by Alexandra Talty
Where other girls of 21 might still be wondering what to do with their lives, Yousra Mohsen has already achieved her goal of making it as a professional dancer. But it wasn’t easy. Her achievement of becoming the first Middle Easterner to join the Crazy Horse in Paris, sparked an uproar back home. But this slender, 1m74 girl, with pronounced eyebrows and Esmeralda-thick hair has proven that we do indeed live in a new age.
WHAT WERE SOME BIG INFLUENCES IN YOUR CHILDHOOD?
I listened to a lot of music, from classical to pop. I love musicals like Grease, the Lion King, Chicago, Billie Elliot. Plus I think that living between France and Lebanon, I was often surrounded by a highly cosmopolitan environment, open to all cultures and ideas. I grew up with the idea that women who are strong can do anything as long as they work hard enough. My mum certainly represents that for me – she was my inspiration and biggest fan growing up, and still is today.
HOW DID YOU GET STARTED IN DANCE?
Growing up, dancing was only a hobby – I was actually a riding champion until the age of fifteen. But then there came a time when I couldn’t do both and graduate, so I had to choose. I had gone on tour with a Lebanese dance company during my last year of school – that changed everything. The stage felt like home. I remember saying to myself: this is what I want to do, for the rest of my life.
WHAT CHALLENGES HAVE YOU FACED IN BREAKING STEREOTYPES?
One of the biggest stereotypes I’ve had to challenge is that being a professional dancer is not a real job. Everyone from my teachers in school to family members, even some close close friends, would repeat that on an almost daily basis over the course of my last year in Lebanon, just before I eventually left to Paris to study dancing.
When I started working at the Crazy Horse cabaret in Paris, many people in the Middle East misunderstood what a cabaret really was. The Crazy Horse is the ultimate of Parisian cabarets, a place that worships the female body, a sanctuary of glamour, a temple of femininity. Explaining such a legendary show and venue can be quite complex but I believe that if you come and see it for yourself you’ll definitely understand.
CAN YOU TALK ABOUT THE INSPIRATION BEHIND LAÏLA LIBERTY?
Laïla means ‘night’ in Arabic and references my homeland, Lebanon. Liberty stands for ‘la liberté de pensé’, or freedom of thought.
The idea is that you are free to do whatever you want to do. I stood by that when I left Lebanon to pursue my dreams and I still stand by it today.

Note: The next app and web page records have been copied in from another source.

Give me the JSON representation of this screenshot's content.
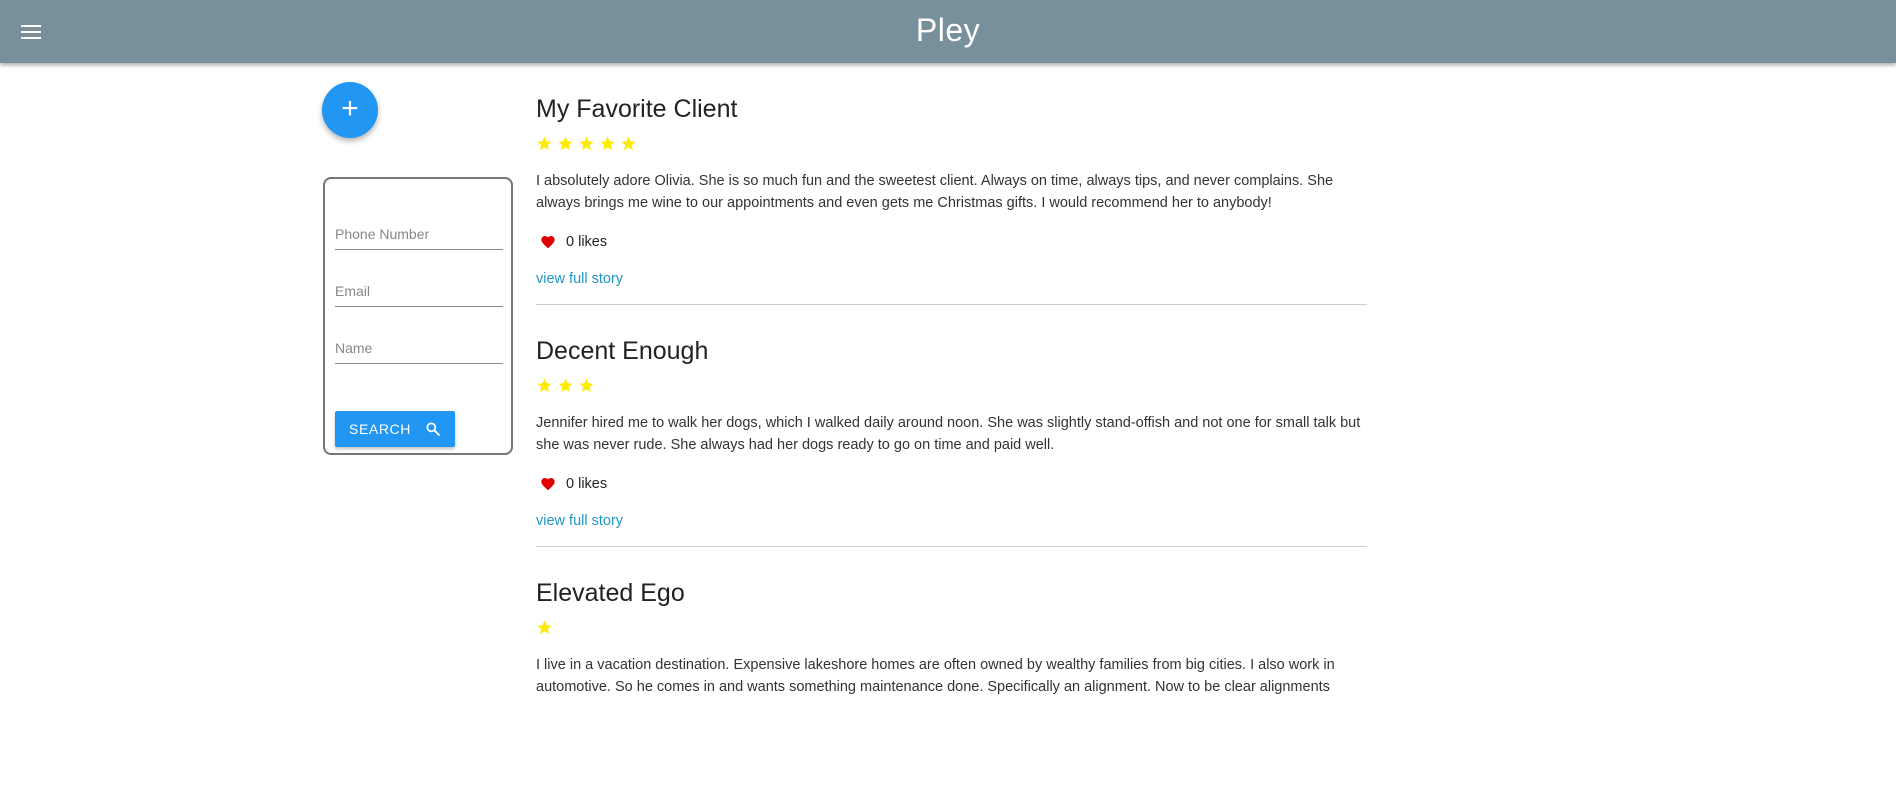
{
  "app": {
    "title": "Pley"
  },
  "sidebar": {
    "add_button_label": "+",
    "search": {
      "phone_placeholder": "Phone Number",
      "email_placeholder": "Email",
      "name_placeholder": "Name",
      "button_label": "SEARCH"
    }
  },
  "stories": [
    {
      "title": "My Favorite Client",
      "rating": 5,
      "body": "I absolutely adore Olivia. She is so much fun and the sweetest client. Always on time, always tips, and never complains. She always brings me wine to our appointments and even gets me Christmas gifts. I would recommend her to anybody!",
      "likes": "0 likes",
      "link": "view full story"
    },
    {
      "title": "Decent Enough",
      "rating": 3,
      "body": "Jennifer hired me to walk her dogs, which I walked daily around noon. She was slightly stand-offish and not one for small talk but she was never rude. She always had her dogs ready to go on time and paid well.",
      "likes": "0 likes",
      "link": "view full story"
    },
    {
      "title": "Elevated Ego",
      "rating": 1,
      "body": "I live in a vacation destination. Expensive lakeshore homes are often owned by wealthy families from big cities. I also work in automotive. So he comes in and wants something maintenance done. Specifically an alignment. Now to be clear alignments",
      "likes": "",
      "link": ""
    }
  ],
  "colors": {
    "appbar": "#78909c",
    "primary": "#2196f3",
    "star": "#ffeb00",
    "heart": "#e00000",
    "link": "#2196c8"
  }
}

Laïla Liberty represents me: my origins and values.
FOLLOWING THE ONSET OF THE CORONAVIRUS, HOW ARE YOU COPING WITHOUT PERFORMING ARTS? IT IS A CHALLENGING TIME FOR ALL THOSE WHO LOVE THE STAGE.
Speaking on behalf of all performers: our stage is our home. So, we have been away from home since March. We have had to find ways to cope. It is certainly a challenging time but a time-out can be used to find new passions, new ambitions and goals. For example, during the lockdown in Paris, I auditioned and got signed up to a modelling agency, Next Models. That has become my new home! I find it important as an artist to be able to reinvent yourself: being stuck in a loop is never healthy.
One thing my mum always told me is: “Set a goal and do everything you can to reach that goal. And once you are done, set a new goal!”
WHAT IS SOMETHING THAT MOST PEOPLE DON’T KNOW ABOUT CRAZY HORSE?
A Crazy Horse girl doesn’t actually get to choose her own stage-name. During her training period, the artistic director, along with the show’s managers, gets to know her, her personality, what she likes, where she’s from, her favourite pastimes besides performing, and of course her passions. Then, right before the première, right before the curtain opens on her first show, she gets her stage name.
WHAT IS YOUR DREAM PERFORMANCE OR STAGE?
Going on a world tour with a pop artist is definitely something that’s on my bucket list! I really love to travel. And it’s how I fell in love with the stage at a young age – touring with the Caracalla Dance theatre from 2016 to 2018. And of course, I also loved touring with Crazy Horse last year.
WOULD YOU LIKE TO BRING THE ART OF CABARET TO LEBANON?
Lebanon is a country where every form of art is present, and I truly think that the Lebanese people will fall in love with cabaret – the true essence of it. In fact, the Crazy Horse de Paris already performed once in Lebanon, back in 2007, with the tour show ‘Forever Crazy’.
Unfortunately, now, the situation in Lebanon does not allow for new artistic projects to be created. In my opinion it is essential that we focus on getting our country back. The Lebanese people have had enough – they have had to endure way too much sadness and pain. And maybe, when the warlords who currently rule the country have been removed from power, then we can start thinking of a plan to help artists in Lebanon.
A dream of mine is to create a show and produce it in Lebanon. But that awaits better days, and a new government! #kellonyaanekellon.
Photography: Myriam Boulos / Location: Tripoli, Lebanon